Robert M. Danin is Eni Enrico Mattei senior fellow for Middle East and Africa studies at the Council on Foreign Relations. He headed the Jerusalem mission of the Quartet representative, Tony Blair, from April 2008 until August 2010. A former career State Department official with over twenty years of Middle East experience, Dr. Danin previously served as deputy assistant secretary of state for Near Eastern affairs with responsibilities for Israeli-Palestinian issues and Syria, Lebanon, Jordan, and Egypt. He also served at the National Security Council for over three years, first as director for Israeli-Palestinian affairs and the Levant and then as acting senior director for Near East and North African affairs. A recipient of the State Department's Superior Honor Award, Dr. Danin served as a Middle East and Gulf specialist on the secretary of state's policy planning staff, and as a State Department senior Middle East political and military analyst. Prior to joining the State Department, he worked as a Jerusalem-based journalist covering Israeli and Palestinian politics. Dr. Danin holds a BA in history from the University of California, Berkeley, an MSFS degree from Georgetown University's School of Foreign Service, and a doctorate in the international relations of the Middle East from St. Antony's College, Oxford University.
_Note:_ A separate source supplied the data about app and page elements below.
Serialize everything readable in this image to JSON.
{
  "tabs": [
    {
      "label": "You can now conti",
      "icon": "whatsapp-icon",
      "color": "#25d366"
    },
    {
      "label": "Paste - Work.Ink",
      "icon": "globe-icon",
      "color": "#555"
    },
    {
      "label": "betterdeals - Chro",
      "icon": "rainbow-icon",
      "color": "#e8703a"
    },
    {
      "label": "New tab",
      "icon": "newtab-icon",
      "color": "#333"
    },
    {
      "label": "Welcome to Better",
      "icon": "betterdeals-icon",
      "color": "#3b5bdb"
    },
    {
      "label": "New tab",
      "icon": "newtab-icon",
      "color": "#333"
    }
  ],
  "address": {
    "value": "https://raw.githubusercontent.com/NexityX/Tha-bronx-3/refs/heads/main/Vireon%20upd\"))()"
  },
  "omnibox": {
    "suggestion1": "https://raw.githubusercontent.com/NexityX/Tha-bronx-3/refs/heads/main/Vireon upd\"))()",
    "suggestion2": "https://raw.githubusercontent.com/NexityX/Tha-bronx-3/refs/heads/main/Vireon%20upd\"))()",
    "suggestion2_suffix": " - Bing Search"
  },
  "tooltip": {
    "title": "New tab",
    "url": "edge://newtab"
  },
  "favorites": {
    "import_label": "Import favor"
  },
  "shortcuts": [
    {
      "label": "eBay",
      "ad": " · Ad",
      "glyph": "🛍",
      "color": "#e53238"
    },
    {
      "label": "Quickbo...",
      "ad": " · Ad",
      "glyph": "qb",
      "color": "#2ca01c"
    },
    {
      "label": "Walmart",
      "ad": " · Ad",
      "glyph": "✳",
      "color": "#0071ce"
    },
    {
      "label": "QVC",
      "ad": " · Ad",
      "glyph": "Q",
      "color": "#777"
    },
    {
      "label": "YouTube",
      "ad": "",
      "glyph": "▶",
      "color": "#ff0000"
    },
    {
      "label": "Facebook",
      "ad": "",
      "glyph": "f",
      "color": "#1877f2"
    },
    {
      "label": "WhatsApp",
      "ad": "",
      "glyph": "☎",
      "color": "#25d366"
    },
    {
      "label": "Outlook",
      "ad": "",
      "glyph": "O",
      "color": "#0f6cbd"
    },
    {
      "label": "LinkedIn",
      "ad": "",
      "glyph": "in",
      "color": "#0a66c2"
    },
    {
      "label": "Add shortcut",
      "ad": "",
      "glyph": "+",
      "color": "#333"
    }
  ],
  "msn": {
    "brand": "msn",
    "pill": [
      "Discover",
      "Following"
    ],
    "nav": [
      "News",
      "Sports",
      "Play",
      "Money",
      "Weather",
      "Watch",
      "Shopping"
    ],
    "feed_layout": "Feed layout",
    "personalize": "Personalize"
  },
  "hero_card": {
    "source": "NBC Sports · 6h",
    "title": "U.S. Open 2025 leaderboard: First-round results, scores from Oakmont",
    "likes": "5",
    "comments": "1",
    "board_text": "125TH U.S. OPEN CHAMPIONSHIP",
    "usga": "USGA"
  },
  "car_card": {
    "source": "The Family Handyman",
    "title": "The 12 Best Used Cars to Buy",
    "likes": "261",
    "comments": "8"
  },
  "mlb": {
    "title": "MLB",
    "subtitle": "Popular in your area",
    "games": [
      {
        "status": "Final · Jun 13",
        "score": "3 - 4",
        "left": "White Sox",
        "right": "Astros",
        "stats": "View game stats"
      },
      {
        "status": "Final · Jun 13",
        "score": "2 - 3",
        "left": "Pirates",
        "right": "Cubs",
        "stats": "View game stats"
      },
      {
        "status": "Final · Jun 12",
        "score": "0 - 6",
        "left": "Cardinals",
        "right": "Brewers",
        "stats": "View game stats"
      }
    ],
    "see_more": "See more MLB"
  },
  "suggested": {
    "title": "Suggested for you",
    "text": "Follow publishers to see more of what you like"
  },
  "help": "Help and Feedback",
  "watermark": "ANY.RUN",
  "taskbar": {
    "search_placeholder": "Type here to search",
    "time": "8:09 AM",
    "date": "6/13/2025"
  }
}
Defining U.S. Interests in the Middle East
The United States constantly faces major challenges in the Middle East that require high-level attention and the commitment of significant military, economic, and diplomatic resources. Despite attempts to pivot toward Asia, senior U.S. officials find themselves spending a disproportionate amount of time on the Middle East. When deciding to use force in Syria and Iraq, provide military assistance to Egypt, or pursue sustained high-level initiatives to forge Israeli-Palestinian peace, American leaders invoke U.S. national interests in the Middle East. Rarely, however, are these interests clearly spelled out or are the assumptions on which they are based questioned. Since the end of the Cold War, the way that the United States has defined its interests in the Middle East has evolved in dramatic ways. These changed perceptions of U.S. national interests contributed to dramatic shifts in strategic priorities. Whereas the United States once sought to preserve regional stability above all, it came to see an imperative in transforming the region by toppling dictators and promoting democratic change. My work on these issues will result in a book on changing U.S. interests in the Middle East and suggest that the United States needs to define its interests with greater precision, while finding a way to narrow the gap between its ideals and actions in the region. I also convene the "Critical Issues in the Middle East" roundtable series and write the Middle East Matters blog.
The Future of the Two-State Solution
In 1991, the United States launched the first serious direct Israeli-Palestinian negotiations in Madrid. In the more than twenty years since, negotiations have continued, from Oslo to Camp David to Annapolis to the more recent initiatives led by the Obama administration. With the failure of Secretary of State John Kerry's effort in April 2014, and the Gaza war that followed soon after, confidence in both the peace process and in U.S. leadership is at a low. Many analysts and policymakers question the possibilities for peace, while many Israelis and Palestinians doubt the viability of a two-state solution. Are peace negotiations possible, and if so under what conditions? Are there ways to push forward towards the end goal of two states in the absence of high-level negotiations? What can be achieved through a sustained effort at Palestinian state-building? What is to be done about Gaza's political and economic isolation? My work on the Israeli-Palestinian conflict—a book chapter, a CFR policy memo, various op-eds, and blog posts—addresses these questions.
U.S. policy of isolating Gaza is counterproductive and inadvertently helps entrench the terrorist group Hamas' control. The Obama administration should instead encourage trade and contacts between the West Bank and Gazan people to reestablish national institutions and elections, thereby empowering Palestinian partners for peace.
See more in Palestine; Peace, Conflict, and Human Rights
In his chapter, "Integrating the Top-down with the Bottom-up Approach to Israeli-Palestinian Peace," CFR Eni Enrico Mattei senior fellow Robert Danin analyzes the "bottom-up" approach to peacemaking, focusing on Palestinian state-building and institution-building, while noting the integral, mutually reinforcing connection between ground-up and top-down approaches to the peace process—one cannot succeed without the other.
See more in Middle East and North Africa; Peace, Conflict, and Human Rights; Politics and Strategy
In what may be the clearest picture of Iran's nuclear program to date, Iran: The Nuclear Challenge maps the objectives, tools, and strategies for dealing with one of the most vexing issues facing the United States and global community today.
See more in Iran; Proliferation
Protests in Jordan have led to the fall of the government, but its monarchy is secure and should not be seen as another Arab regime ready to topple, says CFR's Robert Danin.
See more in Egypt; Political Movements and Protests; Jordan